Words: , Hymns and Sac­red Po­ems, 1749.

A hymn with an ex­tra­or­din­a­ry his­to­ry of bless­ing ev­er since it was writ­ten. How it can be used, an in­ci­dent in Jo­seph Ent­wisle’s Mem­oir may show. He was anx­ious­ly seek­ing the par­don­ing mer­cy of God, when ‘a pi­ous young man said to him, as they were walk­ing to­ge­ther along Mos­e­ley Street, Man­ches­ter, on their way to the cha­pel at Birch­in Lane, “Jo­seph, I will read you a hymn which those of us sing who know our sins for­giv­en.” He then opened his hymn-book, and read the beau­ti­ful hymn on adop­tion, be­gin­ning “My God, I am Thine.” He was much struck with it, not hav­ing heard or read it be­fore; and ex­pressed an ar­dent de­sire to be en­a­bled to adopt its lang­uage as de­script­ive of his own ex­per­i­ence. He was much en­cour­aged by the as­sur­ance giv­en him by his pi­ous friend, who lived in the per­son­al en­joy­ment of this bless­ing, that he might soon at­tain it, and be en­a­bled from hap­py ex­per­i­ence to sing the hymn with him.’

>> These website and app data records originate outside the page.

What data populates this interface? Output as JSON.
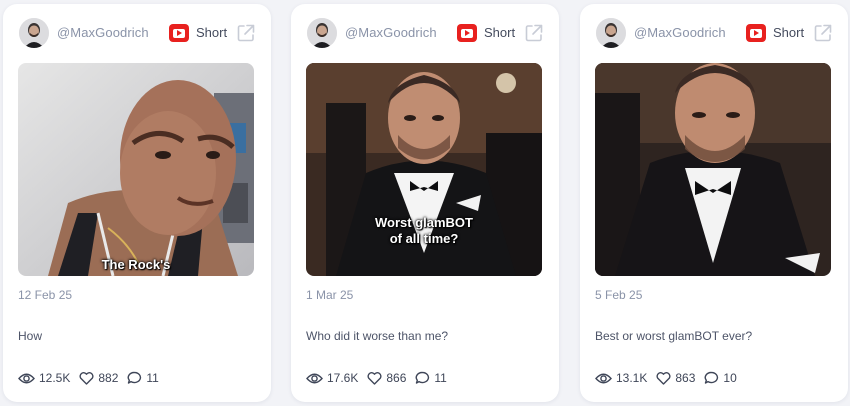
{
  "cards": [
    {
      "handle": "@MaxGoodrich",
      "type_label": "Short",
      "caption": "The Rock's",
      "date": "12 Feb 25",
      "title": "How",
      "views": "12.5K",
      "likes": "882",
      "comments": "11"
    },
    {
      "handle": "@MaxGoodrich",
      "type_label": "Short",
      "caption": "Worst glamBOT\nof all time?",
      "date": "1 Mar 25",
      "title": "Who did it worse than me?",
      "views": "17.6K",
      "likes": "866",
      "comments": "11"
    },
    {
      "handle": "@MaxGoodrich",
      "type_label": "Short",
      "caption": "",
      "date": "5 Feb 25",
      "title": "Best or worst glamBOT ever?",
      "views": "13.1K",
      "likes": "863",
      "comments": "10"
    }
  ],
  "icons": {
    "platform": "youtube-icon",
    "open": "external-link-icon",
    "views": "eye-icon",
    "likes": "heart-icon",
    "comments": "comment-icon"
  },
  "colors": {
    "youtube_red": "#e8211f",
    "muted_text": "#8a93a8",
    "body_text": "#4d5468"
  }
}
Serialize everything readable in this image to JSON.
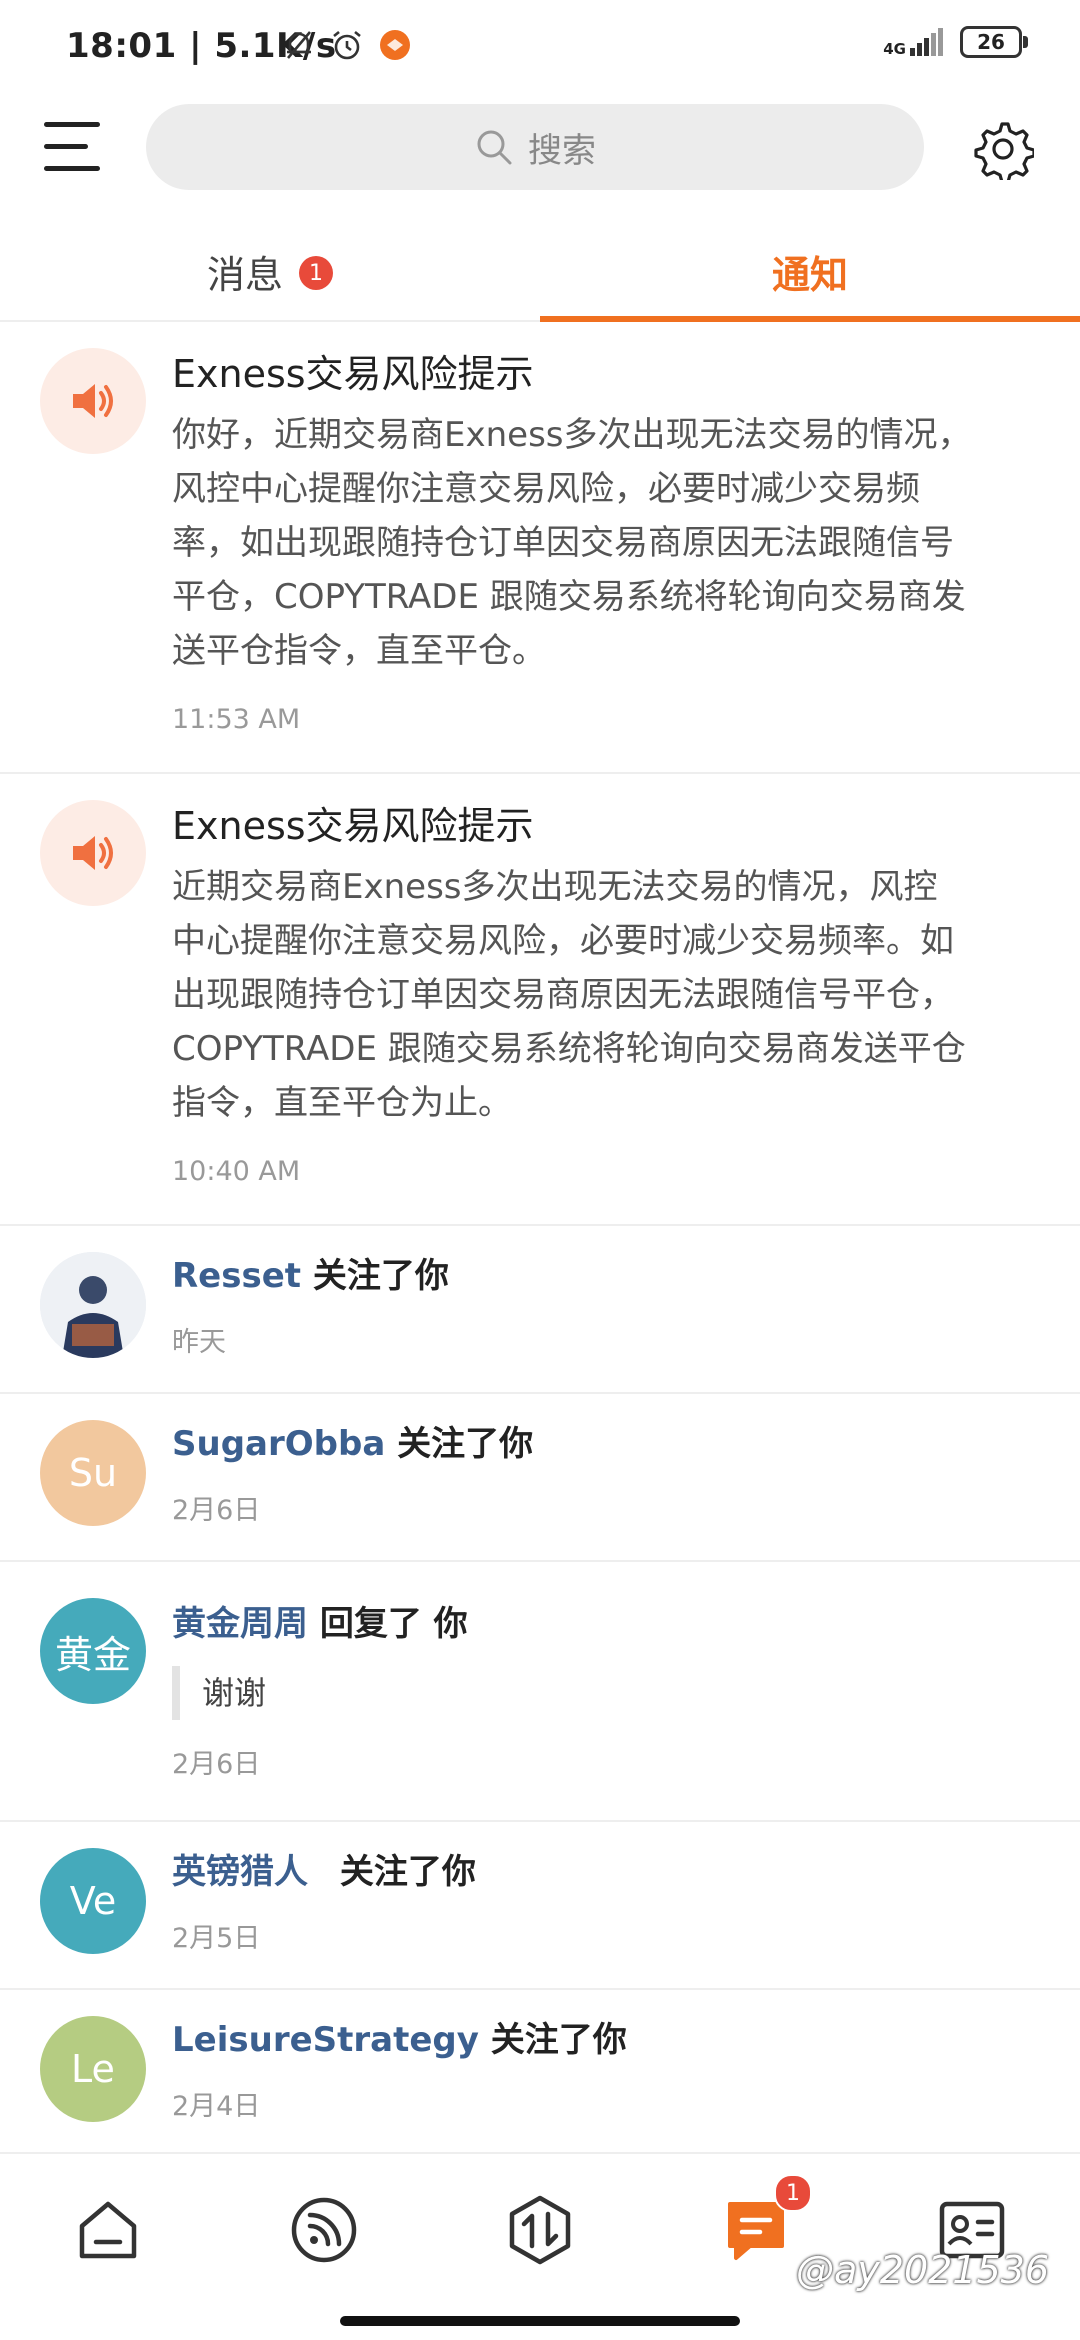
{
  "status_bar": {
    "time": "18:01",
    "speed": "5.1K/s",
    "network": "4G",
    "battery": "26"
  },
  "search": {
    "placeholder": "搜索"
  },
  "tabs": [
    {
      "label": "消息",
      "badge": "1"
    },
    {
      "label": "通知"
    }
  ],
  "notices": [
    {
      "title": "Exness交易风险提示",
      "body_lines": [
        "你好，近期交易商Exness多次出现无法交易的情况，",
        "风控中心提醒你注意交易风险，必要时减少交易频",
        "率，如出现跟随持仓订单因交易商原因无法跟随信号",
        "平仓，COPYTRADE 跟随交易系统将轮询向交易商发",
        "送平仓指令，直至平仓。"
      ],
      "time": "11:53 AM"
    },
    {
      "title": "Exness交易风险提示",
      "body_lines": [
        "近期交易商Exness多次出现无法交易的情况，风控",
        "中心提醒你注意交易风险，必要时减少交易频率。如",
        "出现跟随持仓订单因交易商原因无法跟随信号平仓，",
        "COPYTRADE 跟随交易系统将轮询向交易商发送平仓",
        "指令，直至平仓为止。"
      ],
      "time": "10:40 AM"
    }
  ],
  "activities": [
    {
      "avatar": "",
      "user": "Resset",
      "action": "关注了你",
      "time": "昨天"
    },
    {
      "avatar": "Su",
      "avatar_color": "#f2c89e",
      "user": "SugarObba",
      "action": "关注了你",
      "time": "2月6日"
    },
    {
      "avatar": "黄金",
      "avatar_color": "#45aabb",
      "user": "黄金周周",
      "action": "回复了 你",
      "quote": "谢谢",
      "time": "2月6日"
    },
    {
      "avatar": "Ve",
      "avatar_color": "#45aabb",
      "user": "英镑猎人",
      "action": "关注了你",
      "time": "2月5日"
    },
    {
      "avatar": "Le",
      "avatar_color": "#b5cc82",
      "user": "LeisureStrategy",
      "action": "关注了你",
      "time": "2月4日"
    }
  ],
  "bottom_nav": [
    {
      "icon": "home-icon"
    },
    {
      "icon": "feed-icon"
    },
    {
      "icon": "trade-icon"
    },
    {
      "icon": "messages-icon",
      "badge": "1",
      "active": true
    },
    {
      "icon": "profile-card-icon"
    }
  ],
  "watermark": "@ay2021536",
  "colors": {
    "accent": "#f07020",
    "username": "#3b5f8f",
    "badge": "#e84a3a"
  }
}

Music: Com­fort (To­ron­to) anon­y­mous, in the Meth­od­ist Hymn and Tune Book (To­ron­to, Can­a­da: Meth­od­ist Book and Pub­lish­ing House, 1895), num­ber 351.

My God, I am Thine, what a comfort divine,
What a blessing to know that my Jesus is mine!
In the heavenly Lamb thrice happy I am,
And my heart it doth dance at the sound of His Name.

True pleasures abound in the rapturous sound;
And whoever hath found it hath paradise found:
My Jesus to know, and feel His blood flow,
’Tis life everlasting, ’tis Heaven below.

Yet onward I haste to the heavenly feast:
That, that is the fulness; but this is the taste!
And this I shall prove, till with joy I remove
To the heaven of heavens in Jesus’ love.